Otago Whiskies Named World’s Best Sep06

Otago Whiskies Named World’s Best...

Source: Otago Daily Times, 6 Sep 2012 Two brands of whisky matured at the towering seaside bond store in Oamaru have been named as the “world’s best” at the Mid-West Whisky Olympics in Michigan. Competing against some of the best known brand-names from Scotland, Ireland and the United States, the 10-year-old Dunedin DoubleWood blended whisky and the 21-year-old South Island Single Malt whisky, both manufactured at the now defunct Willowbank distillery in Dunedin, were named the world’s best blended and single malt whisky, respectively. Read full...

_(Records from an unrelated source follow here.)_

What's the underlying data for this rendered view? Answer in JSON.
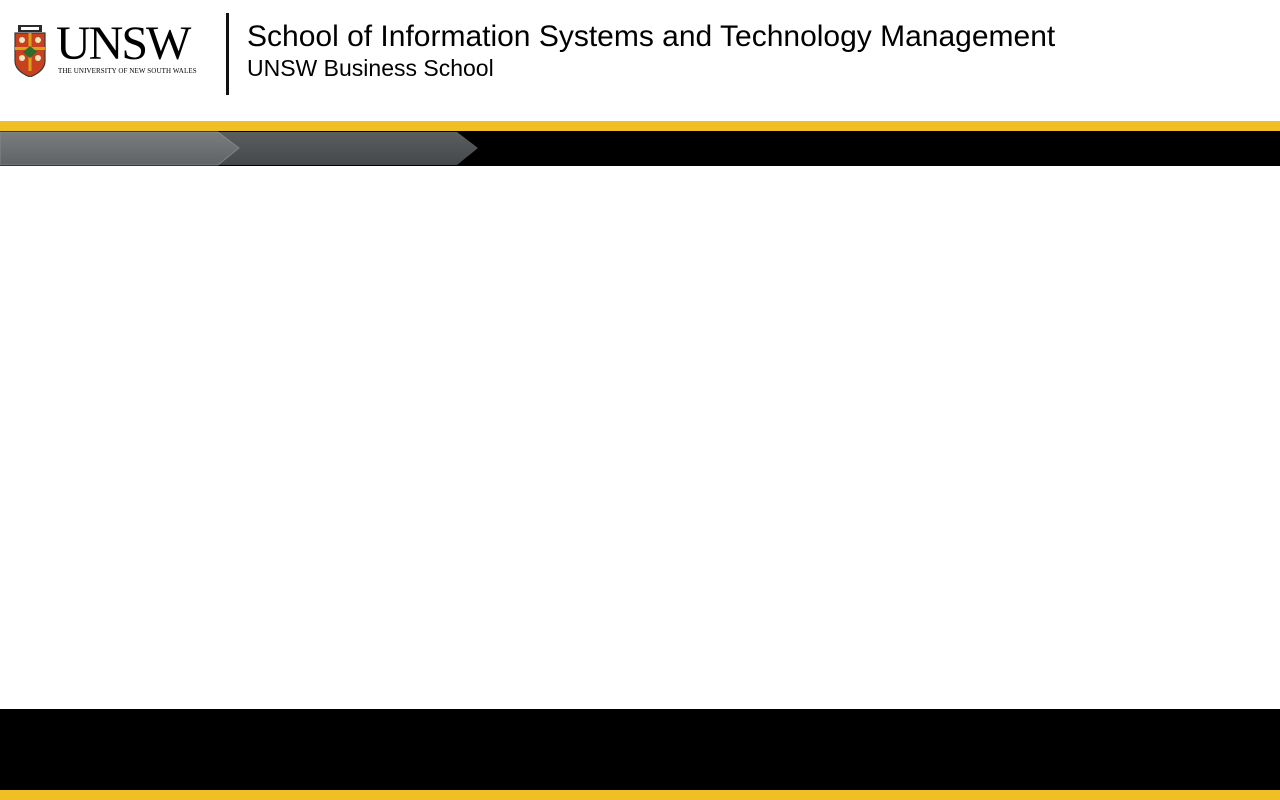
{
  "header": {
    "logo": {
      "wordmark": "UNSW",
      "university_name": "THE UNIVERSITY OF NEW SOUTH WALES",
      "crest_icon": "unsw-crest-icon"
    },
    "title": "School of Information Systems and Technology Management",
    "subtitle": "UNSW Business School"
  },
  "colors": {
    "accent_gold": "#f0be25",
    "bar_black": "#000000",
    "nav_segment_1": "#6d7073",
    "nav_segment_2": "#4f5254",
    "crest_red": "#c8401e",
    "crest_gold": "#d9a21b"
  },
  "nav": {
    "segments": [
      "",
      ""
    ]
  }
}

Full-bodied drop found in a NZ barrel Aug22

Full-bodied drop found in a NZ barrel

source: The Australian Financial Review, 16 August 2012 Good whisky weather is not like good beer weather. Whisky comes from areas where the ground is thick and muddy and the sky a dense grey blanket. Scotland, for example. Ireland, too. Tasmania even. But also New Zealand. Greg Ramsay – a man whose blood runs with the peaty smells of single malts – has revived the Tasmanian whisky industry and is now focusing on the land of the long white cloud. READ FULL...